Everyone seemed to have gotten a good night’s sleep after our long day of travel and we were all up and had eaten by 9 for our morning devotional. The breakfast provided by the hotel was very nice with sausage, eggs, waffles, cereal, pastries, potatoes, and good coffee. Today’s devotional was over Colossians 3:12-17 talking about clothing ourselves in God’s love and spreading His word. The pastors and Max, our translator, from Samara United Methodist Church met us at 10 and we left for our first day in the city.
We first walked around the city center of Samara, with Max explaining different architectural styles along the way. We learned that the earliest buildings were wooden, but many have been burned or knocked down, so most of the structures present today have been built since the 19th century. They take much pride in the wood and stone carvings on the outside of their buildings, which can also indicate what type of function the building is used for. However, buildings from the Soviet time period were very functional and not meant to show beauty. We ended our walking tour at a scenic overlook of the Volga River:
Next we headed to Stalin’s bunker, which would have been used during the Second World War, or as Russians call it, the Great Patriotic War. We got to hike 12 stories underground and learn about how and why the bunker was built. We ended in a room that would have been Stalin’s office, which was designed exactly like the office at the Kremlin, so if Stalin came to this bunker he would’ve felt at home. However, there is no documentation that Stalin ever came to this bunker.
After the tour we headed to Kuybyshev Square which is just a massive area of pavement in front of a theater where the ballet performs. From here we went to lunch at a restaurant themed like a Soviet apartment. After we ordered we were able to walk around from room to room and see what types of decorations they would have had. After our meal our hosts insisted we tried blini, a Russian dessert similar to crepes. We topped them with cream and jam and they were delicious.
We then went to Samara United Methodist Church where we got a tour and learned the history of its foundation and met some more of the members. We are always greeted with big smiles and open arms. We ended our tour in the youth cafe with tea time, talking and getting to know more about each other.
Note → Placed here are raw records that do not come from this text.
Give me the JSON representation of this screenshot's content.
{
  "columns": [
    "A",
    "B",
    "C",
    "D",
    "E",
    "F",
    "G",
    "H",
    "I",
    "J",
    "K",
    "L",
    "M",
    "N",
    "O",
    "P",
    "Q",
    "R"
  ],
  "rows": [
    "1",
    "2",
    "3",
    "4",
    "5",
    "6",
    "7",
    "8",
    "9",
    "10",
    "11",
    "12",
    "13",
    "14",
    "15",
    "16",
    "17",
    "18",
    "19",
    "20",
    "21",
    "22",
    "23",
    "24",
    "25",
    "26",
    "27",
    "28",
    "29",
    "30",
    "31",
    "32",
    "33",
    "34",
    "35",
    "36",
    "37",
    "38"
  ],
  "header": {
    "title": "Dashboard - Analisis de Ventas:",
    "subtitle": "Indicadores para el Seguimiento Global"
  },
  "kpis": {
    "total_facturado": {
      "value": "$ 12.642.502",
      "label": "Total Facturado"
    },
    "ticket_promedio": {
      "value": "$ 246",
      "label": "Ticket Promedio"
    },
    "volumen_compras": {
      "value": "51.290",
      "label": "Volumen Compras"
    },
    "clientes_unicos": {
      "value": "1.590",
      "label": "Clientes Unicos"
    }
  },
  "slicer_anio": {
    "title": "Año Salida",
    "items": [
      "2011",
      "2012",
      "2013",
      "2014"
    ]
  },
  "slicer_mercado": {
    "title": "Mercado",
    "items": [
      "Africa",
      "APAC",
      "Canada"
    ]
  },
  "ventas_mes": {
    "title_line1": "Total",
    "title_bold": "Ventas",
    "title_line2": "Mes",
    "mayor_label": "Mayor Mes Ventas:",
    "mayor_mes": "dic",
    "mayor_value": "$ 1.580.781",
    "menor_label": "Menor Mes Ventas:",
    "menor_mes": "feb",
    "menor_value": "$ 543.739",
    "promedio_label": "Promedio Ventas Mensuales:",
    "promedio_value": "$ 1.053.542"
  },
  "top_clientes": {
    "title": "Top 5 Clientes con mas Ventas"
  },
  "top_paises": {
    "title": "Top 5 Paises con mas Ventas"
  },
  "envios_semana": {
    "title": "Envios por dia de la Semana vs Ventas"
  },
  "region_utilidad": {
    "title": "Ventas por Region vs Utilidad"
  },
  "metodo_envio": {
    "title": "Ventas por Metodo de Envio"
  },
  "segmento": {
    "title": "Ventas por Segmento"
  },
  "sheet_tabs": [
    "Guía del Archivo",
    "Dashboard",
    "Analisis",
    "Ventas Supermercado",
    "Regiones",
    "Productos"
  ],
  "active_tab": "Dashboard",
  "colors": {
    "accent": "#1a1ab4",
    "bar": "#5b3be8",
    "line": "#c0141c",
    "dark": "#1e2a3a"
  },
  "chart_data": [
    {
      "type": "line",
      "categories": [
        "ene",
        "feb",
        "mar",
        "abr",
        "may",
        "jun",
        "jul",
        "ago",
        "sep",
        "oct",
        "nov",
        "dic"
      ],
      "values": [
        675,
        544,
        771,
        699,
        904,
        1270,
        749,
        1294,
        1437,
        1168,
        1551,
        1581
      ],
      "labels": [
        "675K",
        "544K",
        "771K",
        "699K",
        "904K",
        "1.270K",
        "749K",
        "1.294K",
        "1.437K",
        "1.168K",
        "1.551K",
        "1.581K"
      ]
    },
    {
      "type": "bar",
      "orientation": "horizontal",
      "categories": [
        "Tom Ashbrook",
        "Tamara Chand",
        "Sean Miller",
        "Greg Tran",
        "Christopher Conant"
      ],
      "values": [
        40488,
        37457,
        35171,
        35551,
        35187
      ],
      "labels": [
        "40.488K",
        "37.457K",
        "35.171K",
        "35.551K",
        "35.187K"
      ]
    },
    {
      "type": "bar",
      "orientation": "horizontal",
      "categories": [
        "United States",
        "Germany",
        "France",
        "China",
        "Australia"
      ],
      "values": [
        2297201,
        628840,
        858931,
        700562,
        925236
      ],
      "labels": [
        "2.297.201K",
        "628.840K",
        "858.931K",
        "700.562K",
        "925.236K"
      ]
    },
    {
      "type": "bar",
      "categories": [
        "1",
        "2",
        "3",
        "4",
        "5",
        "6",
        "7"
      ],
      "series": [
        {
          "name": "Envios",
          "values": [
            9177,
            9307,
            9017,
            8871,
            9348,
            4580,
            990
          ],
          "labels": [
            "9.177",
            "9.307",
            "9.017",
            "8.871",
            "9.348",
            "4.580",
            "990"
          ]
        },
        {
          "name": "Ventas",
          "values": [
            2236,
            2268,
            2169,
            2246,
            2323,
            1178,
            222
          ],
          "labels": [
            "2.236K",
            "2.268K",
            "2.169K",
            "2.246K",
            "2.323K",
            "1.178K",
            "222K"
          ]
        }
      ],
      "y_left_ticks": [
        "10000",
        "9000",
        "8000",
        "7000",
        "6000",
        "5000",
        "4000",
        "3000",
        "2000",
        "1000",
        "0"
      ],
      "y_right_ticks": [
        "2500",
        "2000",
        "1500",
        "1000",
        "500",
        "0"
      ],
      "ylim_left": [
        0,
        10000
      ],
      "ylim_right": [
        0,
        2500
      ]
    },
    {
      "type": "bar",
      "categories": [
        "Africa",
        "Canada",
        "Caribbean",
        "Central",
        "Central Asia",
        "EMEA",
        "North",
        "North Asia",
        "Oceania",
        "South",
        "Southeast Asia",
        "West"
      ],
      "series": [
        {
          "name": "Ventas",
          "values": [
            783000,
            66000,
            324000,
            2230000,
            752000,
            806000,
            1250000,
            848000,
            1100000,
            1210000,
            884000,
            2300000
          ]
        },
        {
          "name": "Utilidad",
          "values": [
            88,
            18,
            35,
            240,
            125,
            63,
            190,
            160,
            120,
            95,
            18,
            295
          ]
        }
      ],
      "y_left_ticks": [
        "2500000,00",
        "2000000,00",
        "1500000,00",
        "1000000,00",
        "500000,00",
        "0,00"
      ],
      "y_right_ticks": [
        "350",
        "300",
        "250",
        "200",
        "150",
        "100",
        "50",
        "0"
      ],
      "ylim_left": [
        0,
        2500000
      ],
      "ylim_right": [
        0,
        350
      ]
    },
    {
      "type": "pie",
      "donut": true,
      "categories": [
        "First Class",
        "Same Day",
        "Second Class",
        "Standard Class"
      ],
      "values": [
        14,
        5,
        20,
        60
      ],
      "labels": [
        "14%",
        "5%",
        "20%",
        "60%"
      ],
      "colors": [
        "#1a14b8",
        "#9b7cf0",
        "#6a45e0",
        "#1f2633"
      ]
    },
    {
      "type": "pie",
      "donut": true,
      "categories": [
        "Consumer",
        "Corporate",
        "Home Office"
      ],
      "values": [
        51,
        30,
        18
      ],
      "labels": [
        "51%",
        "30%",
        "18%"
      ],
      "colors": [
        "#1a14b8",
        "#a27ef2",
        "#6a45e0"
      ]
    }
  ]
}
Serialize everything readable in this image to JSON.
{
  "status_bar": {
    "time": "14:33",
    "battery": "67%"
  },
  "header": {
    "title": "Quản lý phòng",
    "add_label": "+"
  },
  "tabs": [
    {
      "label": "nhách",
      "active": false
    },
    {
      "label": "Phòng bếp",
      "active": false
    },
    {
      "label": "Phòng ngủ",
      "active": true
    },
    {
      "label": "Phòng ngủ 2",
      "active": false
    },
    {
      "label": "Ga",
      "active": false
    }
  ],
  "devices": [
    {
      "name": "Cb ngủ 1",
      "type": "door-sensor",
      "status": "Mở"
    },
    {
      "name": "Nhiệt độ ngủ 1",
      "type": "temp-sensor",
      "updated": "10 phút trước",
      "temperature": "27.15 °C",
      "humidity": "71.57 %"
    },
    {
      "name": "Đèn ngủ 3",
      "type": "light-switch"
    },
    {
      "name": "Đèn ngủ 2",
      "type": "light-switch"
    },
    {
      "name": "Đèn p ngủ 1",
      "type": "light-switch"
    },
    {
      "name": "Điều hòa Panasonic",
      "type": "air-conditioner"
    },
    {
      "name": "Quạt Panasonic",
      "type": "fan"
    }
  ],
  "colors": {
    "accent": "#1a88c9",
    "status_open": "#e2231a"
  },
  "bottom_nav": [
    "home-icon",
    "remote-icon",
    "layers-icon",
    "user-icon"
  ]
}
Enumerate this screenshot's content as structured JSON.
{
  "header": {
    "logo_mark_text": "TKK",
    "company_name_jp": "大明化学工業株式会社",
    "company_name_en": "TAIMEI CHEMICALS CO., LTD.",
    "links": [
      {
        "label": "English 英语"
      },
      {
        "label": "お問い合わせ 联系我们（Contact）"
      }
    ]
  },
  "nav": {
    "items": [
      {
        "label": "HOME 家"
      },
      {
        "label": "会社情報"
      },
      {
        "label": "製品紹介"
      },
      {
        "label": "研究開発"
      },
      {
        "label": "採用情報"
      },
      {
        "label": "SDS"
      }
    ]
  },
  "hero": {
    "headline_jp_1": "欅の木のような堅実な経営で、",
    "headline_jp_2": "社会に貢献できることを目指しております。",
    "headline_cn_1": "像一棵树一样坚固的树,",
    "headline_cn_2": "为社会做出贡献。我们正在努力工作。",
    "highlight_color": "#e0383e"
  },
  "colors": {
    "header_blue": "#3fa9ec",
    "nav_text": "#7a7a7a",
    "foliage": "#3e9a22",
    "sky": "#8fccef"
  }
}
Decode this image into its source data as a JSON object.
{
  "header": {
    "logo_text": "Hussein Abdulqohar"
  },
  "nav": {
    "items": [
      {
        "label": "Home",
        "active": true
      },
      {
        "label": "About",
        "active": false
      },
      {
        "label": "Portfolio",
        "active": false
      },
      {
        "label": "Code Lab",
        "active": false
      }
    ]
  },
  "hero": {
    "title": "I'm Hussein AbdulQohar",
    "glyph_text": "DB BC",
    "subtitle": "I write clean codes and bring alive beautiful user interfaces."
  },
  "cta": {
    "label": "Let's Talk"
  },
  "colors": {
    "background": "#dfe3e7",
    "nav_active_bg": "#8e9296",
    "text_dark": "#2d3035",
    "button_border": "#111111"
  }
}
Then we were invited to join members in the sanctuary for a prayer meeting, which was filled with songs we (kind of) knew in English, while we had Russian hymnals in front of us. It was a great experience seeing how we could worship together even though we may not speak the same language. Below are pictures of the church and its sanctuary:
We then enjoyed a delicious pizza and salad dinner with young adults from the church. If it weren’t for Max we wouldn’t be able to have as great of conversations as we have, so we’re very thankful he’s been so generous with his time in escorting and translating for us. Everyone has been so welcoming and we’re looking forward to another great day tomorrow. Do svidaniya (goodbye) and we’ll be back tomorrow to once again update you on our travels.